Butterfly chaser who was branded mad for her pursuit of the insects

The latest leg of our hunt takes us to the Isle of Wight to hear the inspiring story of Eleanor Glanville
Click to follow
The Independent Online

If you are a female butterfly enthusiast, does it follow that you are likely to be mad? So thought the relatives of Eleanor Glanville (c1654 – 1709), a keen entomologist and butterfly collector from Lincolnshire. Her family members tried to have her will set aside after her death, claiming "none but those who were deprived of their Senses, would go in Pursuit of Butterflies".

But their action failed, and Lady Glanville's reputation survived and lives on in a handsome insect named after her, the Glanville fritillary, nearly as rare today as a female butterfly enthusiast was 300 ago. It is found on the Isle of Wight (apart from occasionalappearances on the Hampshire coast opposite) and anyone trying to spot all our 58 butterfly species in a single summer, as we are aiming to do in The Independent's Great British Butterfly Hunt, has to travel across the Solent in late May or early June, in pursuit of Melitaea cinxia.

The Glanville, a typical fritillary, with chequered orange and black on the wings, was once found over much of England but died out, and now nearly all the British population is in an eight-mile strip along the Isle of Wight's south-west coast, where the sandy cliffs and the chines, the small valleys, are subject to frequent landslips.

In the disturbed and nearly bare ground created by the landslips the Glanville lays its eggs on ribwort plantains, the food for its caterpillars, which need the warmth created by direct sunshine. It is such a sun-loving species that only the south-facing edge of the island's coast is able to sustain it, although there is speculation that with global warming, the butterfly may return to the mainland.

We went with Robin Curtis, a biologist who has been studying the insect for more than a decade, supported by the Isle of Wight Natural History Society, and we found Glanvilles in profusion overlooking the sea. They were fluttering about the flowerheads of sea pinks and bird's foot trefoil, taking nectar, with males chasing the slightly larger females in their hundreds, shining bright gold in the sunshine. "It's quite an enigmatic butterfly, in that its food plant is ridiculously common but its habitat requirements are so specific," Robin said. "It requires plantains from the hottest part of the ground."

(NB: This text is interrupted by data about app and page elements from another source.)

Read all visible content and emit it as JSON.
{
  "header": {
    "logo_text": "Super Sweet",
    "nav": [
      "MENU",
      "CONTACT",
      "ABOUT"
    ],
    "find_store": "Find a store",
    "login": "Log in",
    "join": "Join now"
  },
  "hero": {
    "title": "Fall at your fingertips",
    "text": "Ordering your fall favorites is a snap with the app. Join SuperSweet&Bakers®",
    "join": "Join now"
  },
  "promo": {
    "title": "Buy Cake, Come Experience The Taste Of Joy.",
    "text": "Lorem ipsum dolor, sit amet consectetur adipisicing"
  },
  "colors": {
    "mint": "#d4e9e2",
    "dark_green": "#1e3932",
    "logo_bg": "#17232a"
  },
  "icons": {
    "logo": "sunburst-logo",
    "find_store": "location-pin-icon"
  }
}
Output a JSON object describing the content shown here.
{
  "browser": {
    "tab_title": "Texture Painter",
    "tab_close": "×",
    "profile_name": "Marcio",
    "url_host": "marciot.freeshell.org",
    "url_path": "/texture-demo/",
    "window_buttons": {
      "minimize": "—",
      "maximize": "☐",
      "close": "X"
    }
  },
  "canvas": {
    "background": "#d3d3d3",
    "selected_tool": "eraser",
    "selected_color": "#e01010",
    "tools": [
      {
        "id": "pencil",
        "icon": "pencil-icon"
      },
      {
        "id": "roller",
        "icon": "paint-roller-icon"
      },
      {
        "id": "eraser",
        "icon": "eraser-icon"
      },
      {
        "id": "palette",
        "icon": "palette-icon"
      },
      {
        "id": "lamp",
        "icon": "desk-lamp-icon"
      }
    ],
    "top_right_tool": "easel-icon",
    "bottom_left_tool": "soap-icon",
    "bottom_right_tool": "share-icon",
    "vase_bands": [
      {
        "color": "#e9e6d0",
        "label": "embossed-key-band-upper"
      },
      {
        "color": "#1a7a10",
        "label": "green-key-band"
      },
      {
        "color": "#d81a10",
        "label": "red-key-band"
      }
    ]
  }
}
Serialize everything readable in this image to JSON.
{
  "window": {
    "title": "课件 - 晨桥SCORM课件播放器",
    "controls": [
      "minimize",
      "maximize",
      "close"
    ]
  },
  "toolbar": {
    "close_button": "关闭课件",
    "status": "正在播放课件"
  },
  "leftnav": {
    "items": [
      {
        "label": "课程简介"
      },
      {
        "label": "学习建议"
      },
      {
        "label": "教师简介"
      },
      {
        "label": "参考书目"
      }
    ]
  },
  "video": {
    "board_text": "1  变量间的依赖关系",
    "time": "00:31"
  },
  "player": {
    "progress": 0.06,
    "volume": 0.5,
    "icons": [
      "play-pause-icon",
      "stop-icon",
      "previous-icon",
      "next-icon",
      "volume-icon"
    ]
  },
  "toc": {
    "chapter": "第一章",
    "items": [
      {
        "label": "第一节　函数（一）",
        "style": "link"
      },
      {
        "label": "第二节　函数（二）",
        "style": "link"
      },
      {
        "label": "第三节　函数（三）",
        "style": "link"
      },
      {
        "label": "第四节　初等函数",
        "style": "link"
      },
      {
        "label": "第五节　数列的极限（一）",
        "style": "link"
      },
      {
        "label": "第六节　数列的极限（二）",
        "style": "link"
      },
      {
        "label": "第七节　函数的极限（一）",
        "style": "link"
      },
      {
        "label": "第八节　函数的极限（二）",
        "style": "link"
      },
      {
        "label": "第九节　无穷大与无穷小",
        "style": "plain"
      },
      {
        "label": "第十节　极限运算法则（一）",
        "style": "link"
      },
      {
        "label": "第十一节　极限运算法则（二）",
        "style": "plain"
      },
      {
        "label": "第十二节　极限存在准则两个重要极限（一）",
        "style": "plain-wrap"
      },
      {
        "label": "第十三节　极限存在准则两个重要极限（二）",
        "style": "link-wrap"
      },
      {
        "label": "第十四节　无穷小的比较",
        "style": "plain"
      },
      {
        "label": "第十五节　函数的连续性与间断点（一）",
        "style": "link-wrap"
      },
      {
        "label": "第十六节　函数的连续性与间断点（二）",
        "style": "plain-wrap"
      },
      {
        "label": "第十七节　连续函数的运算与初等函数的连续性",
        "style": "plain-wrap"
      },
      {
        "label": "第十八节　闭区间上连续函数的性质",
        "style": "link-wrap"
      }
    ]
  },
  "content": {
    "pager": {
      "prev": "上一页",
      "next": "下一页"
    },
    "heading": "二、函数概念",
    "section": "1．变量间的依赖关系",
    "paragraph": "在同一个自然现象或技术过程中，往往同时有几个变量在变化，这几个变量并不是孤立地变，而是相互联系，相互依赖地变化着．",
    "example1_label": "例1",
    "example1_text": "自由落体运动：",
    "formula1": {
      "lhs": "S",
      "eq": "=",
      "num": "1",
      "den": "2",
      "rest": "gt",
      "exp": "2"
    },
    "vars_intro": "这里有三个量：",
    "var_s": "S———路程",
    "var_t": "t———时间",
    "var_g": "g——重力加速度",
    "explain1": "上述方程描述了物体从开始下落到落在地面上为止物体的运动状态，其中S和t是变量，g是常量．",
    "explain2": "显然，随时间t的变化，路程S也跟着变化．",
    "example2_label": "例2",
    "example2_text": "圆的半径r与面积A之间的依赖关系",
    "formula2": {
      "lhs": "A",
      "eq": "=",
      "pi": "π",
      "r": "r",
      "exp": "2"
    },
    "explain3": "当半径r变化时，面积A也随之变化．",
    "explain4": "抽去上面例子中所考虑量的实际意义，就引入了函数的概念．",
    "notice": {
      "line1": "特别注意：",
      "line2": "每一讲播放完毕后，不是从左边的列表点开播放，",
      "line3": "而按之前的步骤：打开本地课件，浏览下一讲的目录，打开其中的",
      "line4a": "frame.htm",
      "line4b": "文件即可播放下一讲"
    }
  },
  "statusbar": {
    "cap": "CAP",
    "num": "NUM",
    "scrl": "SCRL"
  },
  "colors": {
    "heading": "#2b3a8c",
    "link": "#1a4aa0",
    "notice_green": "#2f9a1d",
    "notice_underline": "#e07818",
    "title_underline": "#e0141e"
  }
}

The Isle of Wight is a butterfly hot-spot, and we found six further species, small copper (already profiled), green hairstreak, small blue and large skipper (profiled here), plus common blue and wall brown (to be profiled later). With the Glanville, this brings the total of species we have found in the Great British Butterfly Hunt to 26; 32 to go.